=== PROBLEM ===
Restate the following records word for word without images.

=== SUPPLIED MATERIAL ===

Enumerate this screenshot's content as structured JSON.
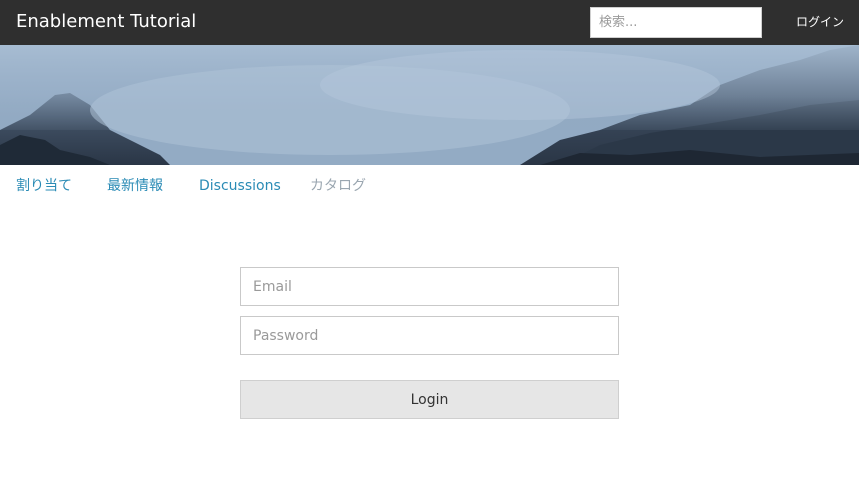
{
  "header": {
    "title": "Enablement Tutorial",
    "search_placeholder": "検索...",
    "login_label": "ログイン"
  },
  "nav": {
    "items": [
      {
        "label": "割り当て"
      },
      {
        "label": "最新情報"
      },
      {
        "label": "Discussions"
      },
      {
        "label": "カタログ"
      }
    ]
  },
  "login_form": {
    "email_placeholder": "Email",
    "password_placeholder": "Password",
    "submit_label": "Login"
  },
  "colors": {
    "topbar": "#2f2f2f",
    "link": "#2a8bb5",
    "muted_link": "#9aa6b0",
    "button_bg": "#e6e6e6"
  }
}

=== ANSWER BOX ===
Enumerate this screenshot's content as structured JSON.
{
  "header": {
    "title": "Enablement Tutorial",
    "search_placeholder": "検索...",
    "login_label": "ログイン"
  },
  "nav": {
    "items": [
      {
        "label": "割り当て"
      },
      {
        "label": "最新情報"
      },
      {
        "label": "Discussions"
      },
      {
        "label": "カタログ"
      }
    ]
  },
  "login_form": {
    "email_placeholder": "Email",
    "password_placeholder": "Password",
    "submit_label": "Login"
  },
  "colors": {
    "topbar": "#2f2f2f",
    "link": "#2a8bb5",
    "muted_link": "#9aa6b0",
    "button_bg": "#e6e6e6"
  }
}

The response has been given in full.